* _Task goal_
Repeat each entry below without omitting a single word.

(Data excerpts)
*-*-*
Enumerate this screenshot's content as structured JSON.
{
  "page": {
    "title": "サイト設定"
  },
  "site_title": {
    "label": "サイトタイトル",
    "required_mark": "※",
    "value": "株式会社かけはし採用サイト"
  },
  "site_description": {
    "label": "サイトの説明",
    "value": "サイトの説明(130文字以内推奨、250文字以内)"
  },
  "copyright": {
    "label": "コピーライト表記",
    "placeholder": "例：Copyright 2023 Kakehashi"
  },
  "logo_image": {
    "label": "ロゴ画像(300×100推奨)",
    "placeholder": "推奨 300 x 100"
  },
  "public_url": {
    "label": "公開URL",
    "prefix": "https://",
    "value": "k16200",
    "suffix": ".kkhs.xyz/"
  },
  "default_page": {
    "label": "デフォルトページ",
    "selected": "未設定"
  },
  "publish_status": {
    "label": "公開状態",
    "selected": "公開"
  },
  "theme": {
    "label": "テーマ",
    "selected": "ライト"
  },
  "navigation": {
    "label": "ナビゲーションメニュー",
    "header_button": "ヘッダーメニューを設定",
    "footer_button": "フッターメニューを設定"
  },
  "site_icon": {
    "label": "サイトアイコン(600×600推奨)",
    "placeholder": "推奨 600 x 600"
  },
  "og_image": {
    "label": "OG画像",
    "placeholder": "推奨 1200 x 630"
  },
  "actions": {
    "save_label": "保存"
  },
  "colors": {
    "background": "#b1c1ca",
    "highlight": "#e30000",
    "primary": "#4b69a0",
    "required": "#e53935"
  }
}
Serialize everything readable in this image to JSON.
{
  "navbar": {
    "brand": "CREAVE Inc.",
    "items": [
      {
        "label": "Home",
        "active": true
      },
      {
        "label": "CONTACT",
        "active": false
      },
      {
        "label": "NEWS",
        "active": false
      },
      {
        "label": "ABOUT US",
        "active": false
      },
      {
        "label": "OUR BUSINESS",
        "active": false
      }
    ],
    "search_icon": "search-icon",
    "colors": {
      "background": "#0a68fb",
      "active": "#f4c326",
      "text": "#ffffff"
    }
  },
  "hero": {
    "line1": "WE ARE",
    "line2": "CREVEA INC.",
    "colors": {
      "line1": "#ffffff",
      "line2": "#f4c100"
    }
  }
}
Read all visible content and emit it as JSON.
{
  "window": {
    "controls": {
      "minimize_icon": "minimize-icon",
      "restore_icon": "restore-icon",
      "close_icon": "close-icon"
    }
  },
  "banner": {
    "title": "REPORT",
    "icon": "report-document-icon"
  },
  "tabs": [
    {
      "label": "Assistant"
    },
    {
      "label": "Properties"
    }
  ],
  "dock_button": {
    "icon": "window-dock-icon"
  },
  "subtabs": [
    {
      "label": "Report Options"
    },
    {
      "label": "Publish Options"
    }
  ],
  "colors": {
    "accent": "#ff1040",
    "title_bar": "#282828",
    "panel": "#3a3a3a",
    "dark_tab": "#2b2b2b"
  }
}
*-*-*
* _Written response_
Enumerate this screenshot's content as structured JSON.
{
  "page": {
    "title": "サイト設定"
  },
  "site_title": {
    "label": "サイトタイトル",
    "required_mark": "※",
    "value": "株式会社かけはし採用サイト"
  },
  "site_description": {
    "label": "サイトの説明",
    "value": "サイトの説明(130文字以内推奨、250文字以内)"
  },
  "copyright": {
    "label": "コピーライト表記",
    "placeholder": "例：Copyright 2023 Kakehashi"
  },
  "logo_image": {
    "label": "ロゴ画像(300×100推奨)",
    "placeholder": "推奨 300 x 100"
  },
  "public_url": {
    "label": "公開URL",
    "prefix": "https://",
    "value": "k16200",
    "suffix": ".kkhs.xyz/"
  },
  "default_page": {
    "label": "デフォルトページ",
    "selected": "未設定"
  },
  "publish_status": {
    "label": "公開状態",
    "selected": "公開"
  },
  "theme": {
    "label": "テーマ",
    "selected": "ライト"
  },
  "navigation": {
    "label": "ナビゲーションメニュー",
    "header_button": "ヘッダーメニューを設定",
    "footer_button": "フッターメニューを設定"
  },
  "site_icon": {
    "label": "サイトアイコン(600×600推奨)",
    "placeholder": "推奨 600 x 600"
  },
  "og_image": {
    "label": "OG画像",
    "placeholder": "推奨 1200 x 630"
  },
  "actions": {
    "save_label": "保存"
  },
  "colors": {
    "background": "#b1c1ca",
    "highlight": "#e30000",
    "primary": "#4b69a0",
    "required": "#e53935"
  }
}
Serialize everything readable in this image to JSON.
{
  "navbar": {
    "brand": "CREAVE Inc.",
    "items": [
      {
        "label": "Home",
        "active": true
      },
      {
        "label": "CONTACT",
        "active": false
      },
      {
        "label": "NEWS",
        "active": false
      },
      {
        "label": "ABOUT US",
        "active": false
      },
      {
        "label": "OUR BUSINESS",
        "active": false
      }
    ],
    "search_icon": "search-icon",
    "colors": {
      "background": "#0a68fb",
      "active": "#f4c326",
      "text": "#ffffff"
    }
  },
  "hero": {
    "line1": "WE ARE",
    "line2": "CREVEA INC.",
    "colors": {
      "line1": "#ffffff",
      "line2": "#f4c100"
    }
  }
}
Read all visible content and emit it as JSON.
{
  "window": {
    "controls": {
      "minimize_icon": "minimize-icon",
      "restore_icon": "restore-icon",
      "close_icon": "close-icon"
    }
  },
  "banner": {
    "title": "REPORT",
    "icon": "report-document-icon"
  },
  "tabs": [
    {
      "label": "Assistant"
    },
    {
      "label": "Properties"
    }
  ],
  "dock_button": {
    "icon": "window-dock-icon"
  },
  "subtabs": [
    {
      "label": "Report Options"
    },
    {
      "label": "Publish Options"
    }
  ],
  "colors": {
    "accent": "#ff1040",
    "title_bar": "#282828",
    "panel": "#3a3a3a",
    "dark_tab": "#2b2b2b"
  }
}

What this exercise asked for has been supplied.